The NFL Tries To Halt The Witch-Hunt For Fake InjuriesS

As the football pendulum swings back toward offense, one of the oldest tricks in the book has returned to the forefront: defenses faking injuries. The NFL tried to nip this one in the bud, sending out a preseason memo to cut that shit out, but it's backfired and fans and opponents are seeing fakes everywhere, even when they're legit. Now the league is trying to put the genie back in the bottle.

Sometimes it's fairly obvious. On opening night, Ravens periodically crumbled to the turf with cramps that coincidentally torpedoed the Broncos no-huddle offense. Without naming names, Wes Welker said "you do see [faked injuries] a little bit more and there’s nothing really you can do."

On Monday night, the Redskins did the same when faced with the Eagles' record-setting tempo. "A couple guys were going down with cramps and things like that to kind of slow us down," DeSean Jackson said. "Not sure how serious the injuries were."

But the increased scrutiny has led to a number of false alarms. In their Sunday night game in Dallas, a pair of Giants were injured on a crucial Cowboys drive. The fans booed, and both Jerry Jones and Tony Romo accused them of faking. It turned out after that one of the Giants players suffered nerve damage, and is out for the year. Oops!

Then, this Thursday in New England, Jets DE Muhammad Wilkerson was injured late in the game, with the Jets out of timeouts.
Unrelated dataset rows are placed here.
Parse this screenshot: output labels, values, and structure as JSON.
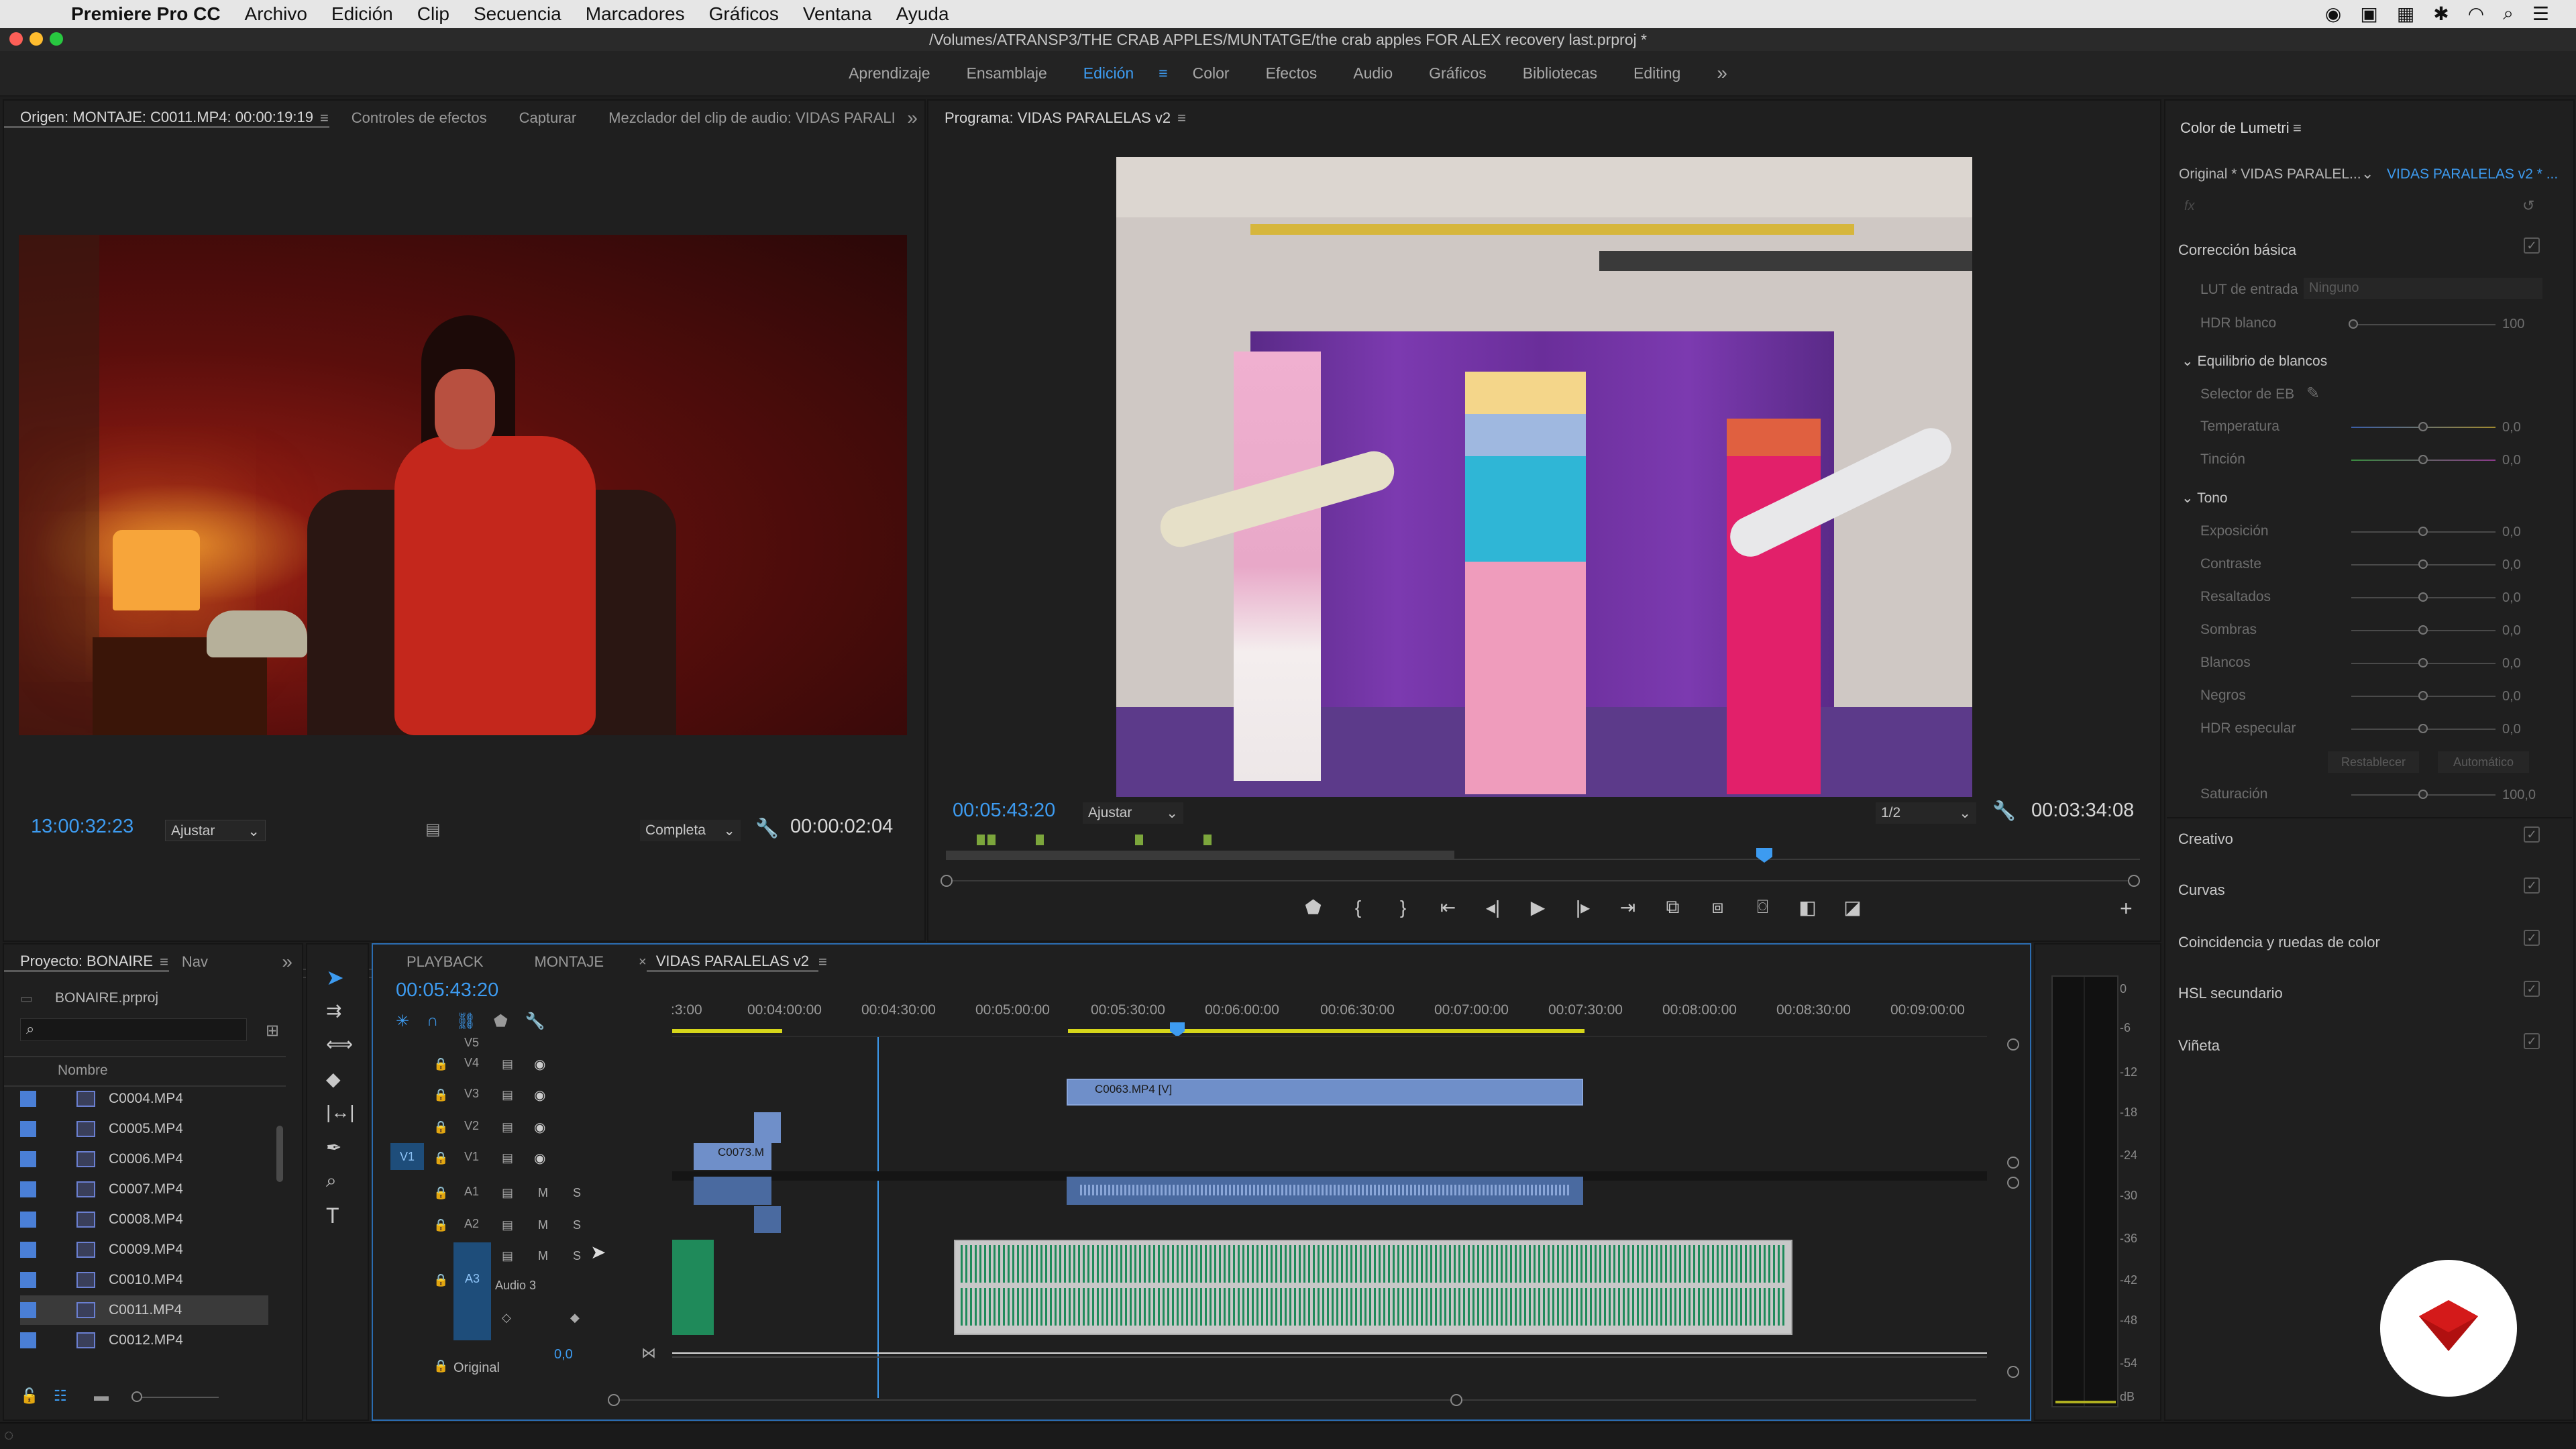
{
  "menubar": {
    "app": "Premiere Pro CC",
    "items": [
      "Archivo",
      "Edición",
      "Clip",
      "Secuencia",
      "Marcadores",
      "Gráficos",
      "Ventana",
      "Ayuda"
    ]
  },
  "window": {
    "title": "/Volumes/ATRANSP3/THE CRAB APPLES/MUNTATGE/the crab apples FOR ALEX recovery last.prproj *"
  },
  "workspaces": {
    "items": [
      "Aprendizaje",
      "Ensamblaje",
      "Edición",
      "Color",
      "Efectos",
      "Audio",
      "Gráficos",
      "Bibliotecas",
      "Editing"
    ],
    "active": "Edición",
    "overflow": "»"
  },
  "source": {
    "tabs": [
      "Origen: MONTAJE: C0011.MP4: 00:00:19:19",
      "Controles de efectos",
      "Capturar",
      "Mezclador del clip de audio: VIDAS PARALI"
    ],
    "timecode": "13:00:32:23",
    "fit": "Ajustar",
    "resolution": "Completa",
    "duration": "00:00:02:04"
  },
  "program": {
    "tab": "Programa: VIDAS PARALELAS v2",
    "timecode": "00:05:43:20",
    "fit": "Ajustar",
    "resolution": "1/2",
    "duration": "00:03:34:08"
  },
  "lumetri": {
    "title": "Color de Lumetri",
    "master": "Original * VIDAS PARALEL...",
    "clip": "VIDAS PARALELAS v2 * ...",
    "fx": "fx",
    "basic": "Corrección básica",
    "lut_label": "LUT de entrada",
    "lut_value": "Ninguno",
    "hdr_label": "HDR blanco",
    "hdr_value": "100",
    "wb_header": "Equilibrio de blancos",
    "wb_selector": "Selector de EB",
    "tone_header": "Tono",
    "sliders": [
      {
        "label": "Temperatura",
        "value": "0,0"
      },
      {
        "label": "Tinción",
        "value": "0,0"
      },
      {
        "label": "Exposición",
        "value": "0,0"
      },
      {
        "label": "Contraste",
        "value": "0,0"
      },
      {
        "label": "Resaltados",
        "value": "0,0"
      },
      {
        "label": "Sombras",
        "value": "0,0"
      },
      {
        "label": "Blancos",
        "value": "0,0"
      },
      {
        "label": "Negros",
        "value": "0,0"
      },
      {
        "label": "HDR especular",
        "value": "0,0"
      }
    ],
    "reset": "Restablecer",
    "auto": "Automático",
    "saturation_label": "Saturación",
    "saturation_value": "100,0",
    "sections": [
      "Creativo",
      "Curvas",
      "Coincidencia y ruedas de color",
      "HSL secundario",
      "Viñeta"
    ]
  },
  "project": {
    "tabs": [
      "Proyecto: BONAIRE",
      "Nav"
    ],
    "file": "BONAIRE.prproj",
    "column": "Nombre",
    "items": [
      "C0004.MP4",
      "C0005.MP4",
      "C0006.MP4",
      "C0007.MP4",
      "C0008.MP4",
      "C0009.MP4",
      "C0010.MP4",
      "C0011.MP4",
      "C0012.MP4"
    ],
    "selected": "C0011.MP4"
  },
  "timeline": {
    "tabs": [
      "PLAYBACK",
      "MONTAJE",
      "VIDAS PARALELAS v2"
    ],
    "timecode": "00:05:43:20",
    "ruler": [
      ":3:00",
      "00:04:00:00",
      "00:04:30:00",
      "00:05:00:00",
      "00:05:30:00",
      "00:06:00:00",
      "00:06:30:00",
      "00:07:00:00",
      "00:07:30:00",
      "00:08:00:00",
      "00:08:30:00",
      "00:09:00:00"
    ],
    "tracks": [
      "V5",
      "V4",
      "V3",
      "V2",
      "V1",
      "A1",
      "A2",
      "A3"
    ],
    "v1_target": "V1",
    "a3_target": "A3",
    "audio3_name": "Audio 3",
    "vol_value": "0,0",
    "original_label": "Original",
    "clips": {
      "c0063": "C0063.MP4 [V]",
      "c0073": "C0073.M"
    },
    "m": "M",
    "s": "S"
  },
  "meter": {
    "labels": [
      "0",
      "-6",
      "-12",
      "-18",
      "-24",
      "-30",
      "-36",
      "-42",
      "-48",
      "-54",
      "dB"
    ]
  },
  "colors": {
    "accent": "#3d9bf0",
    "clip_blue": "#6f8fc9",
    "audio_green": "#1f8a5a",
    "logo_red": "#d41a1a"
  }
}
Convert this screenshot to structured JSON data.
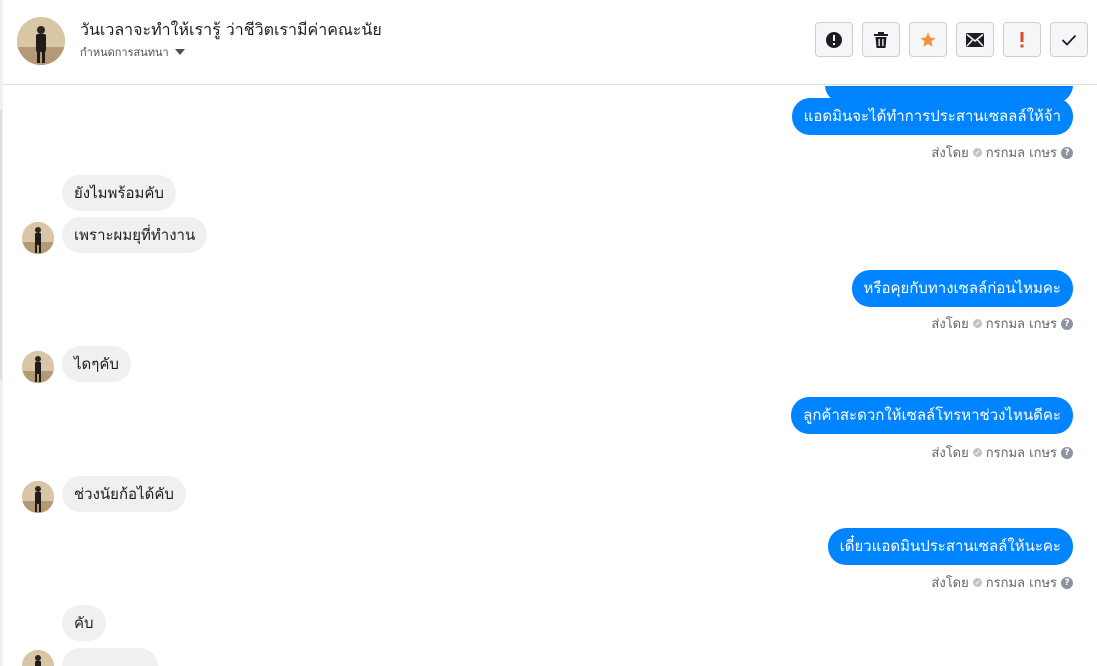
{
  "header": {
    "title": "วันเวลาจะทำให้เรารู้ ว่าชีวิตเรามีค่าคณะนัย",
    "subtitle": "กำหนดการสนทนา"
  },
  "toolbar": {
    "buttons": [
      {
        "name": "spam-button",
        "icon": "alert-circle-icon"
      },
      {
        "name": "delete-button",
        "icon": "trash-icon"
      },
      {
        "name": "star-button",
        "icon": "star-icon",
        "color": "#f7923b"
      },
      {
        "name": "mail-button",
        "icon": "envelope-icon"
      },
      {
        "name": "follow-up-button",
        "icon": "exclamation-icon",
        "color": "#e0452d"
      },
      {
        "name": "done-button",
        "icon": "check-icon"
      }
    ]
  },
  "messages": {
    "sent_by_label": "ส่งโดย",
    "agent_name": "กรกมล เกษร",
    "m1": "แอดมินจะได้ทำการประสานเซลลล์ให้จ้า",
    "m2": "ยังไมพร้อมคับ",
    "m3": "เพราะผมยุที่ทำงาน",
    "m4": "หรือคุยกับทางเซลล์ก่อนไหมคะ",
    "m5": "ไดๆคับ",
    "m6": "ลูกค้าสะดวกให้เซลล์โทรหาช่วงไหนดีคะ",
    "m7": "ช่วงนัยก้อได้คับ",
    "m8": "เดี๋ยวแอดมินประสานเซลล์ให้นะคะ",
    "m9": "คับ"
  },
  "colors": {
    "outgoing_bubble": "#0084ff",
    "incoming_bubble": "#f1f0f0"
  }
}
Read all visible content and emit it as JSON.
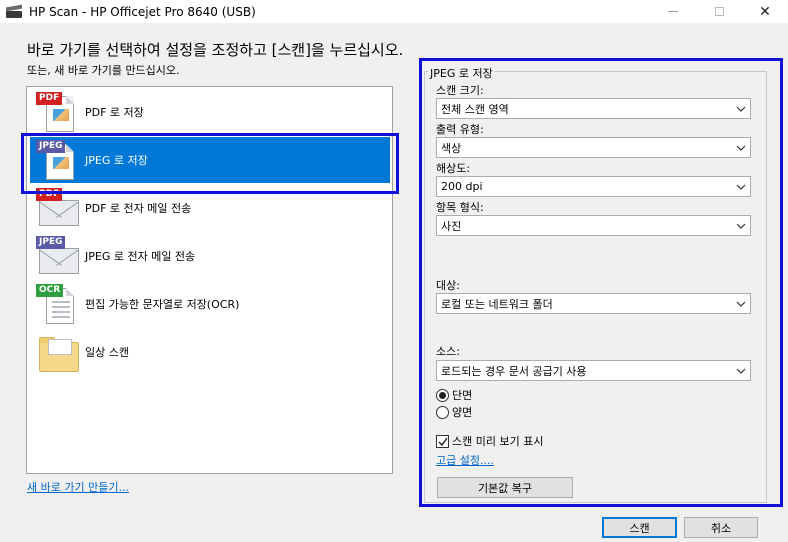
{
  "window": {
    "title": "HP Scan - HP Officejet Pro 8640 (USB)",
    "minimize": "",
    "maximize": "",
    "close": "✕"
  },
  "instruction": "바로 가기를 선택하여 설정을 조정하고 [스캔]을 누르십시오.",
  "sub_instruction": "또는, 새 바로 가기를 만드십시오.",
  "shortcuts": [
    {
      "label": "PDF 로 저장",
      "tag": "PDF",
      "icon": "pdf-document-icon"
    },
    {
      "label": "JPEG 로 저장",
      "tag": "JPEG",
      "icon": "jpeg-document-icon",
      "selected": true
    },
    {
      "label": "PDF 로 전자 메일 전송",
      "tag": "PDF",
      "icon": "pdf-email-icon"
    },
    {
      "label": "JPEG 로 전자 메일 전송",
      "tag": "JPEG",
      "icon": "jpeg-email-icon"
    },
    {
      "label": "편집 가능한 문자열로 저장(OCR)",
      "tag": "OCR",
      "icon": "ocr-document-icon"
    },
    {
      "label": "일상 스캔",
      "icon": "folder-icon"
    }
  ],
  "create_shortcut_link": "새 바로 가기 만들기...",
  "settings": {
    "group_title": "JPEG 로 저장",
    "scan_size_label": "스캔 크기:",
    "scan_size_value": "전체 스캔 영역",
    "output_type_label": "출력 유형:",
    "output_type_value": "색상",
    "resolution_label": "해상도:",
    "resolution_value": "200 dpi",
    "item_type_label": "항목 형식:",
    "item_type_value": "사진",
    "destination_label": "대상:",
    "destination_value": "로컬 또는 네트워크 폴더",
    "source_label": "소스:",
    "source_value": "로드되는 경우 문서 공급기 사용",
    "simplex_label": "단면",
    "duplex_label": "양면",
    "simplex_selected": true,
    "preview_label": "스캔 미리 보기 표시",
    "preview_checked": true,
    "advanced_link": "고급 설정....",
    "reset_button": "기본값 복구"
  },
  "buttons": {
    "scan": "스캔",
    "cancel": "취소"
  },
  "colors": {
    "selection": "#0078d7",
    "highlight_frame": "#1010d8",
    "link": "#0066cc"
  }
}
Gillette Stadium fans booed lustily, because they are stupid: It was fourth down, and the Jets had nothing to gain by faking injury. (Wilkerson also left on a cart; the Jets fear he has a high ankle sprain.)

This is getting out of hand. According to Jay Glazer on Fox's pregame show today, the NFL has sent out another memo. In general terms, it tells teams to stop talking about other teams' players. The not-very-buried subtext: don't complain about fake injuries. There's no way to prove what's fake and what's real, and the bitching just makes everyone look bad.

Keep an eye on today's games. Fans aren't beholden to any memos, so expect them to boo just about any injury by the visitors. (It's not just for Philly anymore!) But if you do notice an up-tempo offense slowed by obvious defensive stalling, it'll be interesting to see if players dare to point it out postgame.